This should display excellent mixing skills, coupled with a comprehensive genre awareness of both tracks. The tracks should be highly convincing examples of the chosen genre and be working towards a professional standard. The student should demonstrate excellent DAW skills (if appropriate) and show excellent abilities at using both EQ and effects.
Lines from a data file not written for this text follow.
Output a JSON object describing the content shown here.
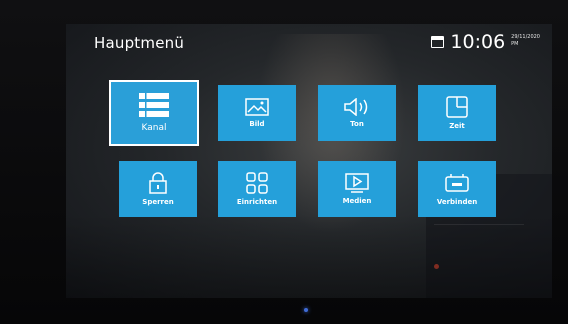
{
  "header": {
    "title": "Hauptmenü",
    "time": "10:06",
    "date_small": "29/11/2020",
    "date_sub": "PM"
  },
  "menu": {
    "items": [
      {
        "label": "Kanal",
        "icon": "list-icon",
        "selected": true
      },
      {
        "label": "Bild",
        "icon": "picture-icon",
        "selected": false
      },
      {
        "label": "Ton",
        "icon": "speaker-icon",
        "selected": false
      },
      {
        "label": "Zeit",
        "icon": "clock-grid-icon",
        "selected": false
      },
      {
        "label": "Sperren",
        "icon": "lock-icon",
        "selected": false
      },
      {
        "label": "Einrichten",
        "icon": "grid-icon",
        "selected": false
      },
      {
        "label": "Medien",
        "icon": "media-play-icon",
        "selected": false
      },
      {
        "label": "Verbinden",
        "icon": "connect-icon",
        "selected": false
      }
    ]
  },
  "colors": {
    "tile": "#25a0da",
    "tile_border_selected": "#ffffff",
    "text": "#ffffff"
  }
}
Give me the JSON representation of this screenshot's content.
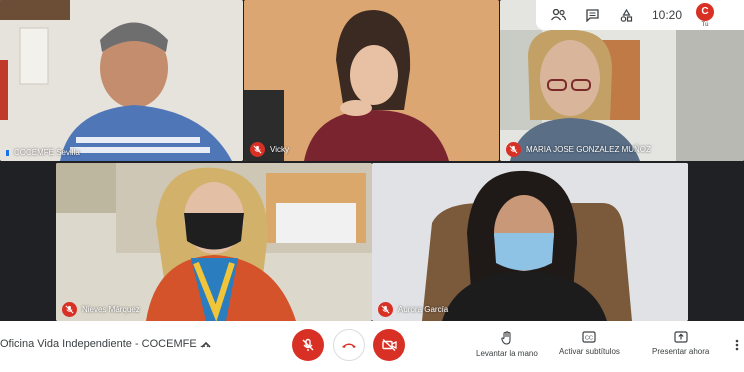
{
  "participants": [
    {
      "name": "COCEMFE Sevilla",
      "muted": false
    },
    {
      "name": "Vicky",
      "muted": true
    },
    {
      "name": "MARIA JOSE GONZALEZ MUÑOZ",
      "muted": true
    },
    {
      "name": "Nieves Márquez",
      "muted": true
    },
    {
      "name": "Aurora García",
      "muted": true
    }
  ],
  "topbar": {
    "clock": "10:20",
    "self_initial": "C",
    "self_label": "Tú"
  },
  "bottombar": {
    "meeting_title": "Oficina Vida Independiente - COCEMFE ...",
    "actions": {
      "raise_hand": "Levantar la mano",
      "captions": "Activar subtítulos",
      "present": "Presentar ahora"
    }
  },
  "colors": {
    "mute_red": "#d93025",
    "bar_bg": "#ffffff",
    "text_dark": "#3c4043"
  }
}
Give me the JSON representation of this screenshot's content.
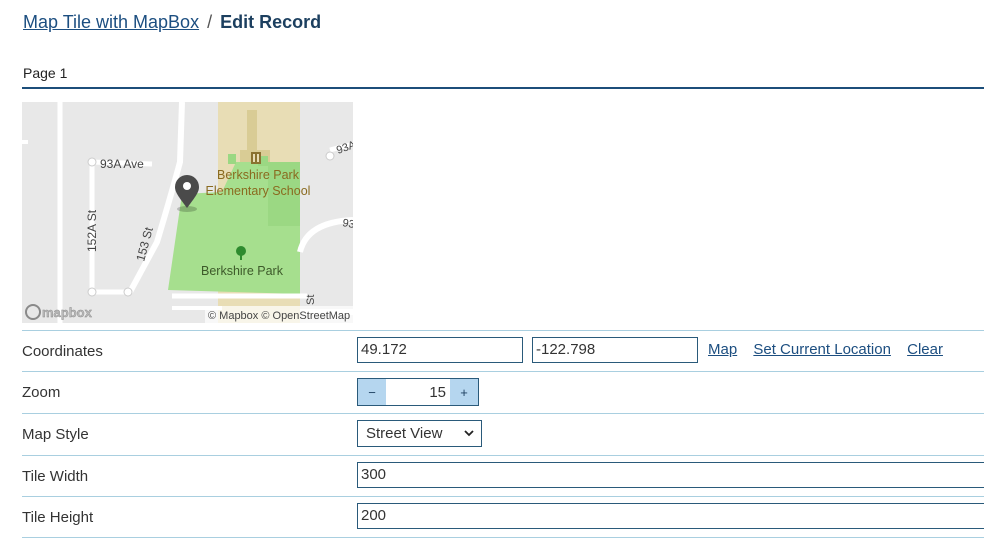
{
  "breadcrumb": {
    "parent": "Map Tile with MapBox",
    "separator": "/",
    "current": "Edit Record"
  },
  "page_tab": "Page 1",
  "map": {
    "labels": {
      "ave": "93A Ave",
      "st152": "152A St",
      "st153": "153 St",
      "school_1": "Berkshire Park",
      "school_2": "Elementary School",
      "park": "Berkshire Park",
      "edge_93a": "93A",
      "edge_93": "93",
      "edge_st": "St"
    },
    "logo": "mapbox",
    "attribution": "© Mapbox © OpenStreetMap",
    "colors": {
      "land": "#e8e8e8",
      "park": "#a6df8e",
      "school": "#e8ddb5",
      "road": "#ffffff",
      "pin": "#4a4a4a"
    }
  },
  "form": {
    "coordinates": {
      "label": "Coordinates",
      "lat": "49.172",
      "lng": "-122.798",
      "links": {
        "map": "Map",
        "set_location": "Set Current Location",
        "clear": "Clear"
      }
    },
    "zoom": {
      "label": "Zoom",
      "value": "15",
      "minus": "−",
      "plus": "+"
    },
    "map_style": {
      "label": "Map Style",
      "value": "Street View"
    },
    "tile_width": {
      "label": "Tile Width",
      "value": "300"
    },
    "tile_height": {
      "label": "Tile Height",
      "value": "200"
    }
  }
}
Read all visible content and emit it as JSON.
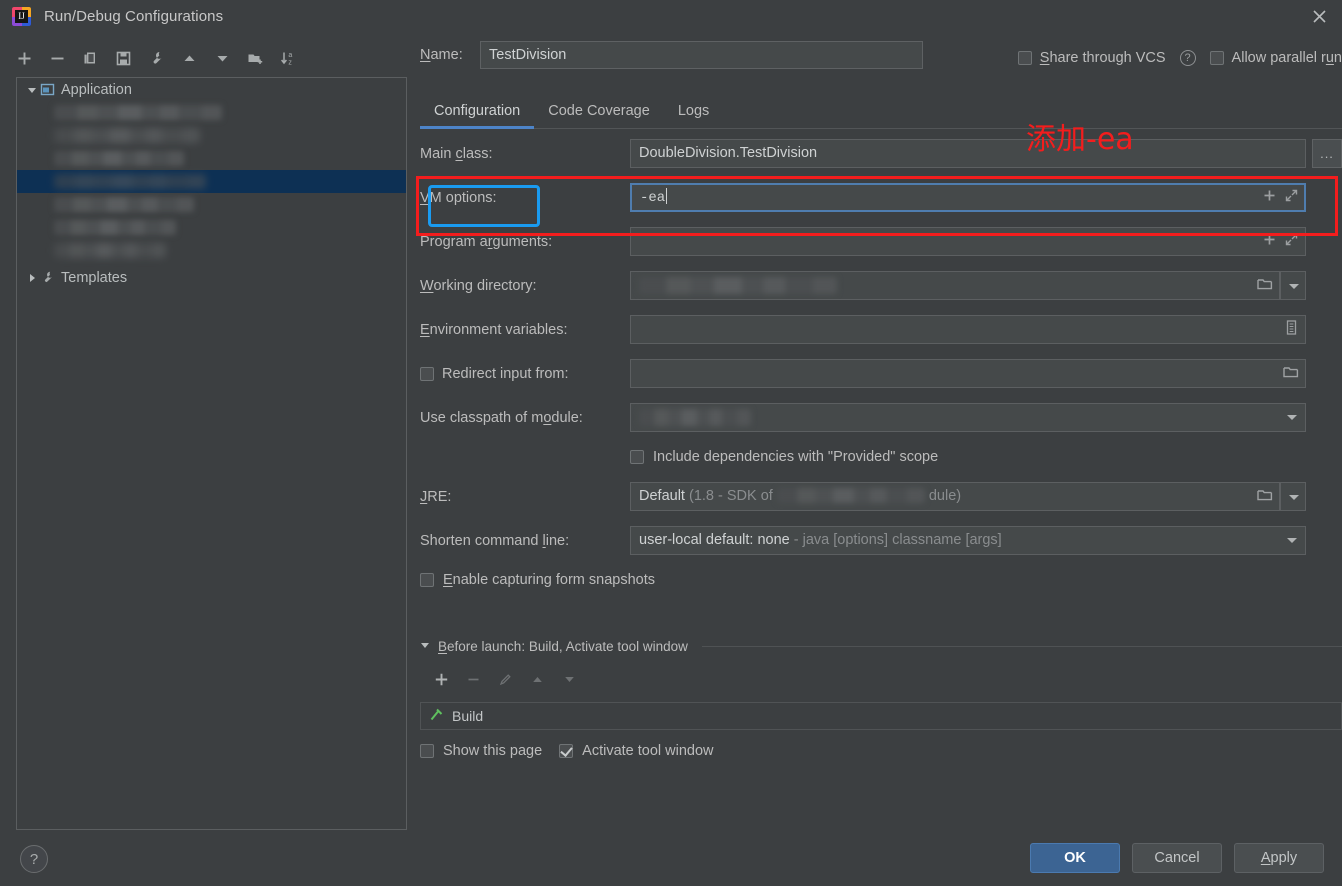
{
  "window": {
    "title": "Run/Debug Configurations",
    "logo_icon": "intellij-idea-logo",
    "close_icon": "close-icon"
  },
  "left_panel": {
    "toolbar": [
      {
        "name": "add-configuration-button",
        "icon": "plus-icon"
      },
      {
        "name": "remove-configuration-button",
        "icon": "minus-icon"
      },
      {
        "name": "copy-configuration-button",
        "icon": "copy-icon"
      },
      {
        "name": "save-configuration-button",
        "icon": "save-icon"
      },
      {
        "name": "edit-templates-button",
        "icon": "wrench-icon"
      },
      {
        "name": "move-up-button",
        "icon": "arrow-up-icon"
      },
      {
        "name": "move-down-button",
        "icon": "arrow-down-icon"
      },
      {
        "name": "new-folder-button",
        "icon": "folder-add-icon"
      },
      {
        "name": "sort-configurations-button",
        "icon": "sort-alphabetical-icon"
      }
    ],
    "tree": {
      "application_group": "Application",
      "application_icon": "application-window-icon",
      "templates_group": "Templates",
      "templates_icon": "wrench-icon",
      "redacted_children": 6,
      "selected_child_index": 3
    }
  },
  "help_button": {
    "label": "?",
    "icon": "question-mark-icon"
  },
  "header": {
    "name_label": "Name:",
    "name_value": "TestDivision",
    "share_vcs_label": "Share through VCS",
    "share_vcs_checked": false,
    "share_vcs_help_icon": "question-circle-icon",
    "allow_parallel_label": "Allow parallel run",
    "allow_parallel_checked": false
  },
  "tabs": [
    {
      "label": "Configuration",
      "active": true
    },
    {
      "label": "Code Coverage",
      "active": false
    },
    {
      "label": "Logs",
      "active": false
    }
  ],
  "configuration": {
    "main_class": {
      "label": "Main class:",
      "value": "DoubleDivision.TestDivision",
      "browse_label": "...",
      "browse_icon": "ellipsis-icon"
    },
    "vm_options": {
      "label": "VM options:",
      "value": "-ea",
      "focused": true,
      "add_icon": "plus-icon",
      "expand_icon": "expand-diagonal-icon"
    },
    "program_arguments": {
      "label": "Program arguments:",
      "value": "",
      "add_icon": "plus-icon",
      "expand_icon": "expand-diagonal-icon"
    },
    "working_directory": {
      "label": "Working directory:",
      "value": "",
      "redacted": true,
      "browse_icon": "folder-icon",
      "dropdown_icon": "chevron-down-icon"
    },
    "environment_variables": {
      "label": "Environment variables:",
      "value": "",
      "editor_icon": "list-edit-icon"
    },
    "redirect_input": {
      "label": "Redirect input from:",
      "checked": false,
      "value": "",
      "browse_icon": "folder-icon"
    },
    "classpath_module": {
      "label": "Use classpath of module:",
      "value": "",
      "redacted": true,
      "dropdown_icon": "chevron-down-icon"
    },
    "include_provided": {
      "label": "Include dependencies with \"Provided\" scope",
      "checked": false
    },
    "jre": {
      "label": "JRE:",
      "value_strong": "Default",
      "value_dim_prefix": "(1.8 - SDK of ",
      "value_dim_suffix": "dule)",
      "redacted": true,
      "browse_icon": "folder-icon",
      "dropdown_icon": "chevron-down-icon"
    },
    "shorten_command_line": {
      "label": "Shorten command line:",
      "value_strong": "user-local default: none",
      "value_dim": " - java [options] classname [args]",
      "dropdown_icon": "chevron-down-icon"
    },
    "form_snapshots": {
      "label": "Enable capturing form snapshots",
      "checked": false
    }
  },
  "before_launch": {
    "header": "Before launch: Build, Activate tool window",
    "collapse_icon": "triangle-down-icon",
    "toolbar": [
      {
        "name": "before-launch-add-button",
        "icon": "plus-icon",
        "enabled": true
      },
      {
        "name": "before-launch-remove-button",
        "icon": "minus-icon",
        "enabled": false
      },
      {
        "name": "before-launch-edit-button",
        "icon": "pencil-icon",
        "enabled": false
      },
      {
        "name": "before-launch-move-up-button",
        "icon": "arrow-up-icon",
        "enabled": false
      },
      {
        "name": "before-launch-move-down-button",
        "icon": "arrow-down-icon",
        "enabled": false
      }
    ],
    "items": [
      {
        "label": "Build",
        "icon": "build-hammer-icon"
      }
    ],
    "show_this_page": {
      "label": "Show this page",
      "checked": false
    },
    "activate_tool_window": {
      "label": "Activate tool window",
      "checked": true
    }
  },
  "footer": {
    "ok_label": "OK",
    "cancel_label": "Cancel",
    "apply_label": "Apply"
  },
  "annotations": {
    "note_text": "添加-ea",
    "note_color": "#f41d1d",
    "highlight_box_color": "#f41d1d",
    "label_box_color": "#1a9bf0"
  }
}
There should be an excellent level of mixing, balancing and stereo field panning.

3.Give a detailed and effective evaluation of the two mixes using different players(e.g. hi-fi, car stereo, MP3 player) which demonstrate an excellent ability to reference the mixes, citing accurate comparisons to the reference tracks in 1.1

4.Give a highly detailed assessment of strengths and areas for development in the role of studio sound mixing offering viable and reasonable solutions for areas of development.

MUSPR 371 Studio Sound Mixing

Credit Value 15

QCF Level 3

Assessment Framework

Learning Outcomes

Through completion of this unit, the learner will be able to:

1. Demonstrate how to manage a studio mixing session using audio mixing skills and recognise personal development.

Assessment Requirements

The learner can:

1.1Prepare for the mixing session by:

a.creation of a mixing/production rationale to decide aims and outcomes with a comparison to professionally produced reference tracks in the given genres;

b.appropriate file management structure/path;

c.creation of a track sheet/plan;

d.correct labelling of desk and/or digital audio workstation tracks.

1.2Create mixes from two multi-track recordings (from contrasting genres) which meet the following requirements:

a.the mixes must last a minimum of two minutes each;

b.there must be at least twelve tracks in each to be mixed;

c.instruments must have been recorded in stages and to a click track where appropriate;

d.assessment of further alternative takes and their use where applicable;

e.use of corrective and creative EQ;?

f.use of dynamic effects as appropriate;

g.use of a variety of effects (hardware or software) to include a send and return signal path;

h.use of pan to create a stereo field across all tracks;

i.use of sub-groups where appropriate;

j.create stereo mix-downs of both mixes employing correct gain structure;

k.use of dynamic effects on the master output for demo purposes.

1.3Evaluate the two mixes using different players (e.g. hi fi, car stereo, MP3 player) comparing them to the reference tracks in 1.1

1.4Assess areas strengths and areas for development in the role of studio sound mixing.